|Winner of the Edward H. Tihen Historical Publications Award from the Kansas State Historical Society |
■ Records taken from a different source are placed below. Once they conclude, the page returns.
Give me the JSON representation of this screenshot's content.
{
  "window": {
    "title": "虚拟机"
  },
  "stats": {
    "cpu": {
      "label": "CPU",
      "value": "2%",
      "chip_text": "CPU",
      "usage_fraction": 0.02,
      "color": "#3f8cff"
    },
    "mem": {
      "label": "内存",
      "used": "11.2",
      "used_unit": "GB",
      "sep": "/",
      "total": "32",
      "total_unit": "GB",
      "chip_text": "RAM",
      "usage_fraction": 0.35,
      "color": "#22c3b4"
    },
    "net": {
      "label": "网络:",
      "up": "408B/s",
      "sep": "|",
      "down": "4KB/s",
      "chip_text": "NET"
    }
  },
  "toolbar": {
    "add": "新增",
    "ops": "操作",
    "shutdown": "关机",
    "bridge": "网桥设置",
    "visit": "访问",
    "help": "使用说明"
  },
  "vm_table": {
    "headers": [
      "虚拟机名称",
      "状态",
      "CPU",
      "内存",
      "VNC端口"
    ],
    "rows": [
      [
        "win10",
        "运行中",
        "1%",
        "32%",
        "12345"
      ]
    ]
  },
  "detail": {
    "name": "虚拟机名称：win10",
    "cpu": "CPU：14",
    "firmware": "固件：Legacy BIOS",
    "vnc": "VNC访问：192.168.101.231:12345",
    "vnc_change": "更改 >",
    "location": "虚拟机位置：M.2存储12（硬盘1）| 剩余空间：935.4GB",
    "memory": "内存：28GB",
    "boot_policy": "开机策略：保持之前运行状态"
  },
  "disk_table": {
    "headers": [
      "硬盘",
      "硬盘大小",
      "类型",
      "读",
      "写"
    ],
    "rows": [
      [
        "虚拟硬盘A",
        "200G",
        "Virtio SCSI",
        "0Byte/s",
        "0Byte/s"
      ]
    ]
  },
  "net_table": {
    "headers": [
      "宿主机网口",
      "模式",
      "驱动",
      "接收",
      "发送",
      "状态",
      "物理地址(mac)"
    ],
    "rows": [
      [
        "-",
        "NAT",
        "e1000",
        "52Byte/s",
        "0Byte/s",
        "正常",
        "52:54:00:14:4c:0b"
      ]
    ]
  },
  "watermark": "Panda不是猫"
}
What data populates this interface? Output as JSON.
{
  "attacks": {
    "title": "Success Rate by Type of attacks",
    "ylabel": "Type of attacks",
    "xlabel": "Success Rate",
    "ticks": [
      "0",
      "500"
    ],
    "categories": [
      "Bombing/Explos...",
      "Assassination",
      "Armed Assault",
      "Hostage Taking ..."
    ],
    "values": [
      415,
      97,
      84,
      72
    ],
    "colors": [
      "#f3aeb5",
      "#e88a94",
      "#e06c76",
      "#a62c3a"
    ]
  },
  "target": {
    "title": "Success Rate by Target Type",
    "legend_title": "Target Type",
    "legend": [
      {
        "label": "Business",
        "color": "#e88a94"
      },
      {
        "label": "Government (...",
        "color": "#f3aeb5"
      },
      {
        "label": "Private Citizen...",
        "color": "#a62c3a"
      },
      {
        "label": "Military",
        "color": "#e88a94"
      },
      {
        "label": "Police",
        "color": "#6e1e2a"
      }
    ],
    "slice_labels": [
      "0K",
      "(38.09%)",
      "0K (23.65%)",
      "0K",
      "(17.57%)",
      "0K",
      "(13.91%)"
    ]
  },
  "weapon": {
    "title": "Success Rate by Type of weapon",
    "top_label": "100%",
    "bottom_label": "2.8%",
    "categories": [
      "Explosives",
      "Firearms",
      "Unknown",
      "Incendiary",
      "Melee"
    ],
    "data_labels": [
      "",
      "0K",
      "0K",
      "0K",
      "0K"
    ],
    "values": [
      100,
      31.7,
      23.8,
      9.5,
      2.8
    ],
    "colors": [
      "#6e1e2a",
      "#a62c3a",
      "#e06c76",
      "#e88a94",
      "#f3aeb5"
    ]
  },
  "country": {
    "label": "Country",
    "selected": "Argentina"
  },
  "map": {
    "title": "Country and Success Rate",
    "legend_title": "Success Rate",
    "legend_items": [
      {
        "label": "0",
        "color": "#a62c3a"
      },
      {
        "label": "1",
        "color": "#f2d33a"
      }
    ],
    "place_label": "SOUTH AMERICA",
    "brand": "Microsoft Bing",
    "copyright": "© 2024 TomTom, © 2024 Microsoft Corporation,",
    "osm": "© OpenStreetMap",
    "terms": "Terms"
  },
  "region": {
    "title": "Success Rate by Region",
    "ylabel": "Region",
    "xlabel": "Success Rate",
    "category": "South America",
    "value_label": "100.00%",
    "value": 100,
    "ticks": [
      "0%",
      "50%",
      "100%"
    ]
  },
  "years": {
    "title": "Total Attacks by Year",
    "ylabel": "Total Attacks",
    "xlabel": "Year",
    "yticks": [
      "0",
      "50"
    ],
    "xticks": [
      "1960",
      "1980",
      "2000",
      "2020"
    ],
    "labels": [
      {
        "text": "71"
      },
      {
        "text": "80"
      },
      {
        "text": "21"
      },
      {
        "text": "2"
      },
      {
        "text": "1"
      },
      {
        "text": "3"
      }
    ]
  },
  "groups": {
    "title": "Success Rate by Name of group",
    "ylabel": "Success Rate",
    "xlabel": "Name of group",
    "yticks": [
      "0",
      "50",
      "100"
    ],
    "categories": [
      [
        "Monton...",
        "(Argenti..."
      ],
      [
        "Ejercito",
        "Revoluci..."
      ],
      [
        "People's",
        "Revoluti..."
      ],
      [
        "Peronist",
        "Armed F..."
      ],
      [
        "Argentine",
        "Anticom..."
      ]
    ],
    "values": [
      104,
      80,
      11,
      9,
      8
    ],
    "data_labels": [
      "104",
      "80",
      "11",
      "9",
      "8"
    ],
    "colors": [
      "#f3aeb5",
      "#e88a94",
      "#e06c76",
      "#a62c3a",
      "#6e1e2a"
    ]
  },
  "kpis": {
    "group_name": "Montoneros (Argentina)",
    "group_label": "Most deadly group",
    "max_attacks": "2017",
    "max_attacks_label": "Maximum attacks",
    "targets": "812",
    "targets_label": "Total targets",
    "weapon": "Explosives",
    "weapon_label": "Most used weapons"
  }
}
Communities across America were thrown into upheaval during the 1960s, when thousands of young people began to publicly question the status quo. Grassroots social movements sprung up on hundreds of college campuses and often spread to surrounding towns, where participants debated race, the role of government, Vietnam, feminism, the cold war, and other issues of the day. Yet this dynamic did not occur in a vacuum: Americans that supported the status quo came together to oppose the activists, and joined a national debate on the meaning of citizenship and patriotism. Rusty L. Monhollon uncovers the voices of ordinary people on all sides of the political spectrum in the university town of Lawrence, Kansas. He reveals how Americans from a range of ideological and political perspectives responded to and tried to resolve political and social conflict in the 1960s. By focusing on a single community, Monhollon vividly demonstrates that the war at home reached deep into the nation's core, and affected the lives of ordinary citizens on a daily basis.